Brian Hendrickson

The scene was somewhat strange on a February afternoon as I was finishing up a Champion magazine feature.

Rather than writing, I was speaking into a microphone. Scrutinizing sentence structure and style gave way to critiques of tone, pace and enunciation in a closet-sized room at the NCAA national office. I was taking my writing into a new world, recording my first story for Champion magazine’s newly launched podcast, “Sports Section.”

The digital audio medium has experienced a surprising and sudden rebirth in the last couple of years after a decade of hibernation. NPR’s “Serial” became a cultural phenomenon in 2014. Now, 17 percent of Americans have listened to a podcast in the past month, and at times it seems every school, every celebrity – pretty much anyone with something to say – is recording a show.

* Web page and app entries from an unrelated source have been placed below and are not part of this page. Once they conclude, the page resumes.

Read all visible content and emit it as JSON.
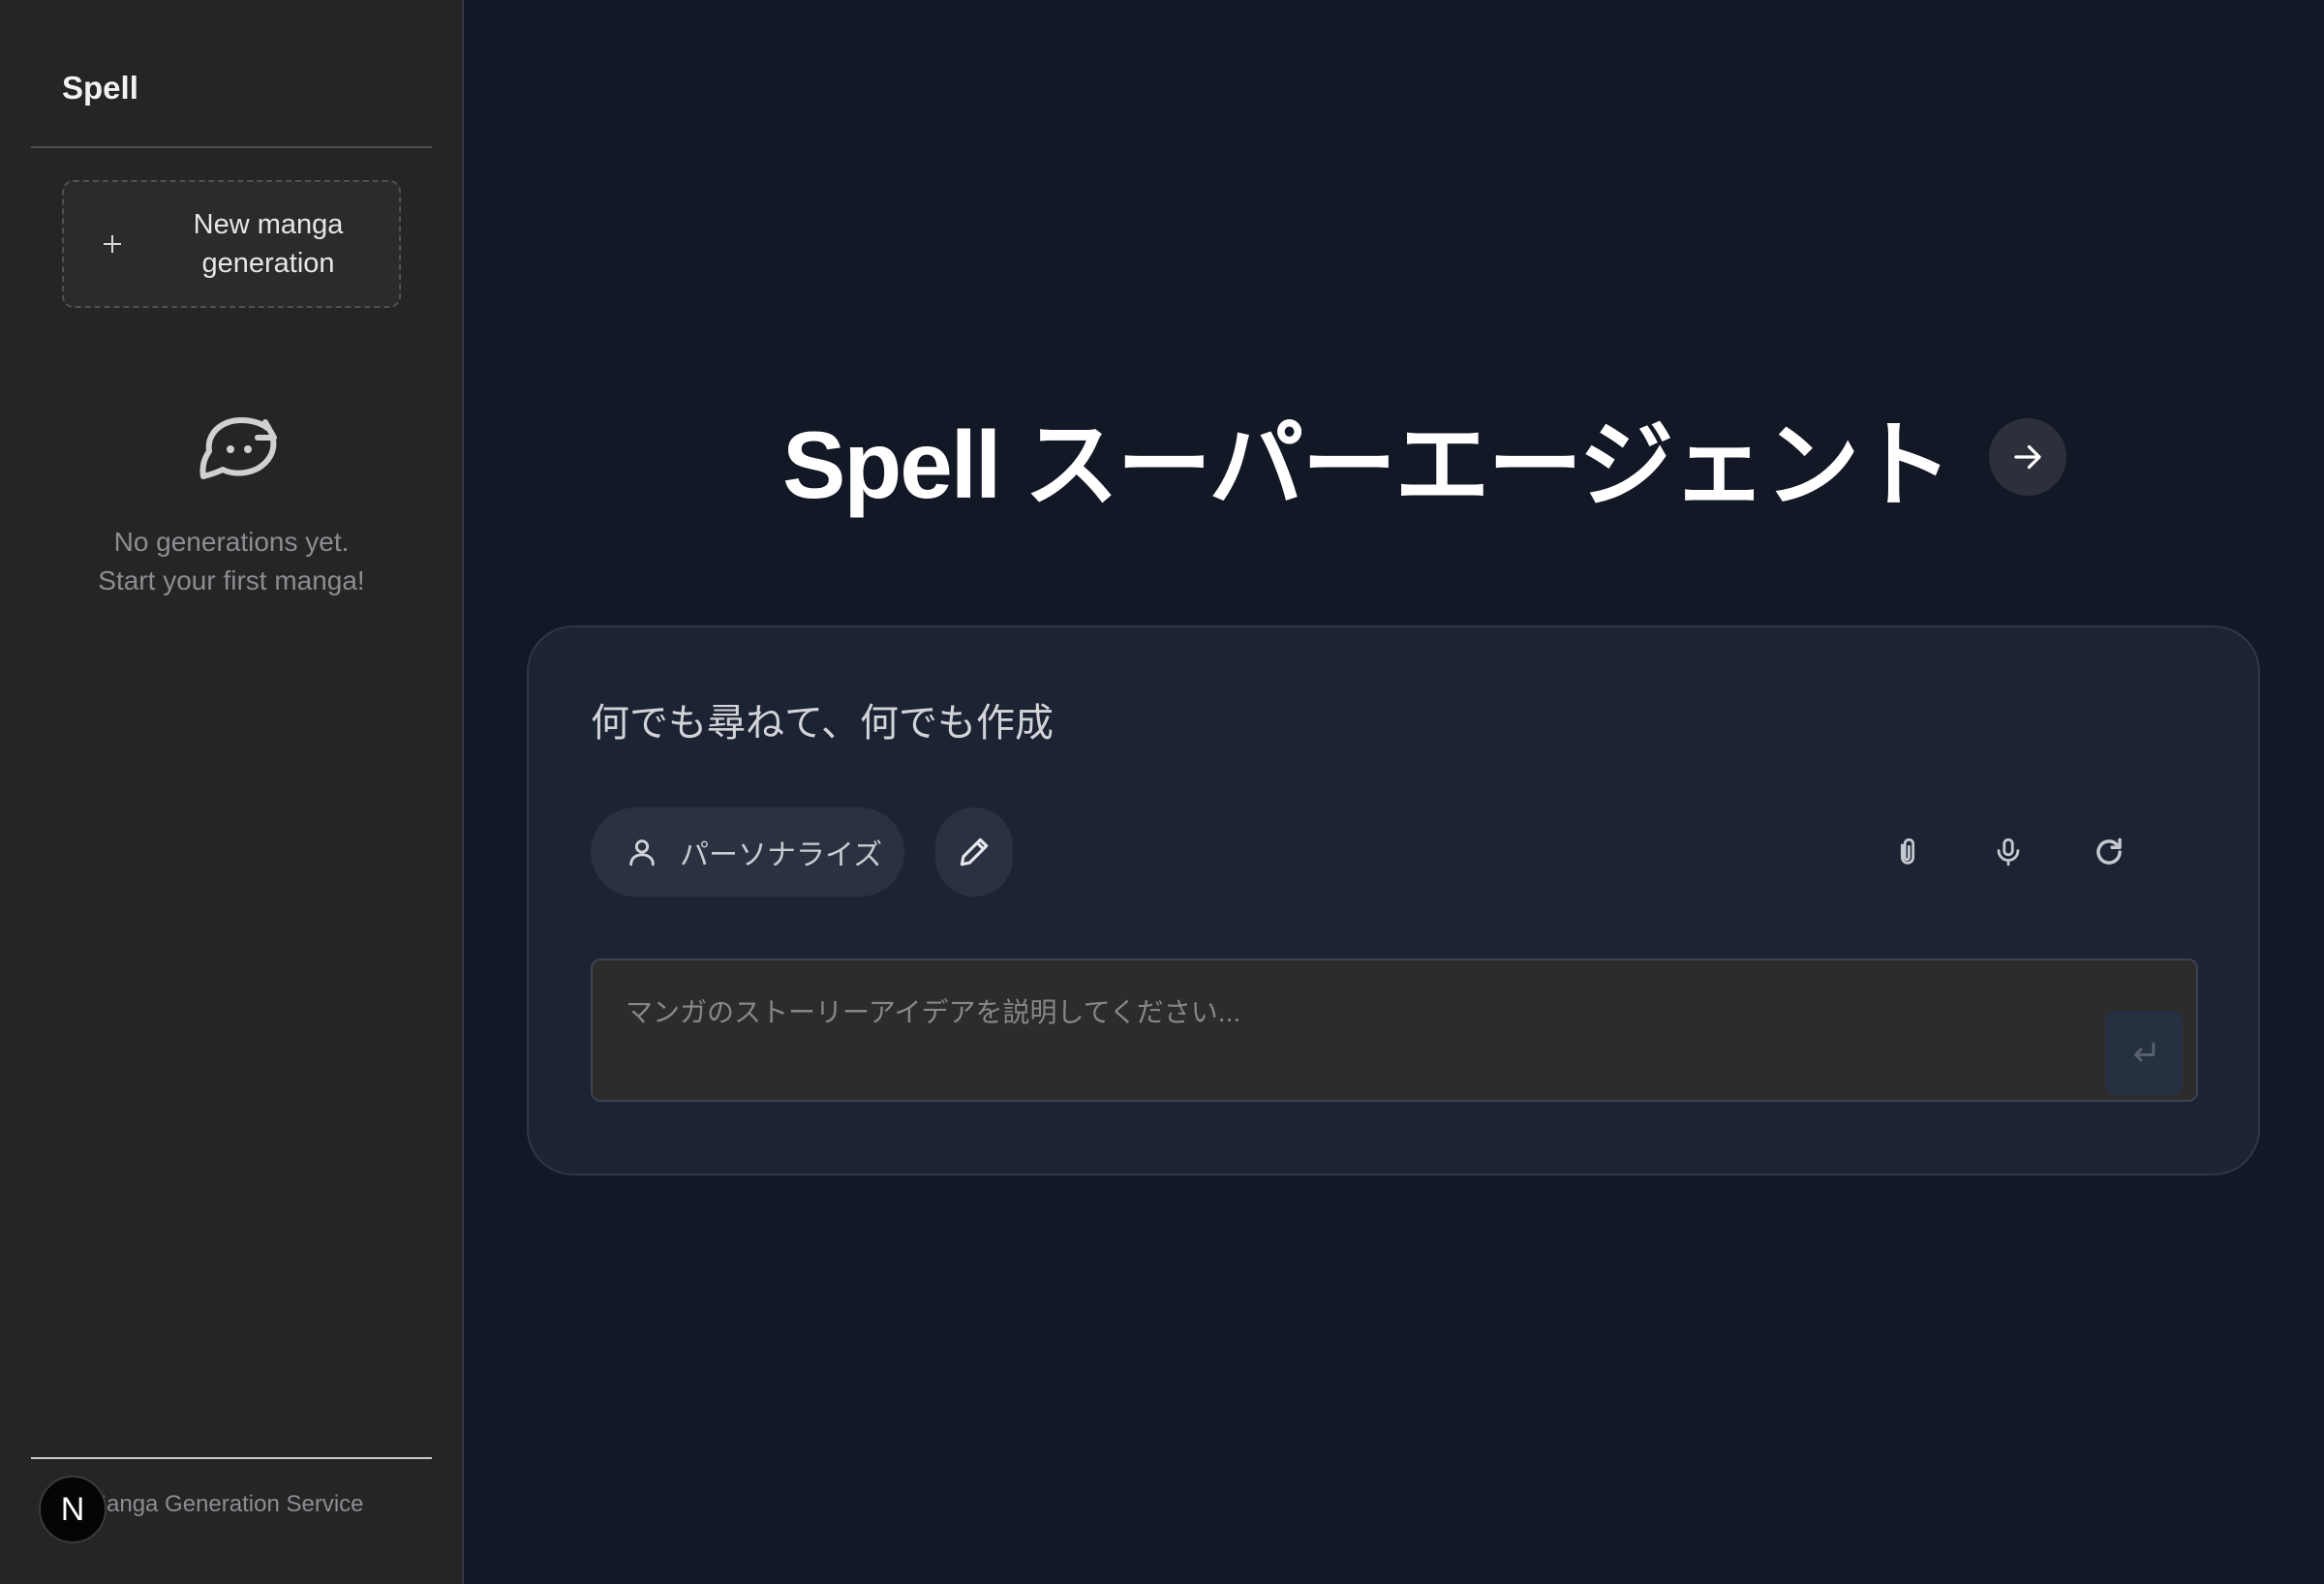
{
  "sidebar": {
    "brand": "Spell",
    "new_button_label": "New manga generation",
    "empty_message_line1": "No generations yet.",
    "empty_message_line2": "Start your first manga!",
    "footer_text": "Manga Generation Service",
    "avatar_letter": "N"
  },
  "main": {
    "title": "Spell スーパーエージェント",
    "card_heading": "何でも尋ねて、何でも作成",
    "personalize_label": "パーソナライズ",
    "prompt_placeholder": "マンガのストーリーアイデアを説明してください..."
  },
  "icons": {
    "new": "plus-icon",
    "empty": "chat-bubble-icon",
    "hero": "arrow-right-icon",
    "personalize": "user-icon",
    "edit": "pencil-icon",
    "attach": "paperclip-icon",
    "voice": "microphone-icon",
    "reset": "refresh-icon",
    "send": "enter-icon"
  }
}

But what few people are doing is telling in-depth stories, and that’s something at which Champion excels. We’ve done pretty well for ourselves in the print medium during the past eight years: This year, Trade, Association and Business Publications International – which has bestowed 40 awards upon Champion since its launch in 2008 – named the magazine the fourth-best trade publication in the world. But we’ve always felt our content’s appeal extends beyond the internal audiences within college athletics, so we’ve been looking for ways to branch out.

Then podcasting and public radio caught our eye.

The related platforms seemed perfect for telling the stories of college sports. The audiences are educated: Twenty-four percent of Americans with college degrees listen to podcasts weekly. They aren’t necessarily die-hard sports fans – the kind who listen to sports-talk radio and enjoy debates with their friends – but they’re the types of listeners who can be drawn in by a compelling story or become interested in an important issue. And they’re devoted to the medium: Ten percent of podcast listeners consume six shows per week. We’re betting they will be drawn to Champion’s content.

They’ll hear many stories you’ve already read in Champion, such as the inspiring tale of Kaneisha Atwater, the single mother and basketball star at Florida Gulf Coast University for whom basketball provided an opportunity to break free from the overwhelming challenges facing the nation’s teenage single mothers. They’ll gain insights into issues facing college sports, such as drug use, mental health and concussions, and hear personal essays read by college athletes and coaches.

They’re the stories you’ve become accustomed to reading among our features and in our Sidelines section. This format will make them available to an audience that might otherwise never have the chance to experience them.

By the time you read this, more than two hours of Champion features will be available through “Sports Section,” along with interviews with our writers and important figures in college sports. Through this project, we hope a new audience will discover college sports and its heroes, innovators and inspirational successes, who make an impact from all corners, not just those most often seen on television.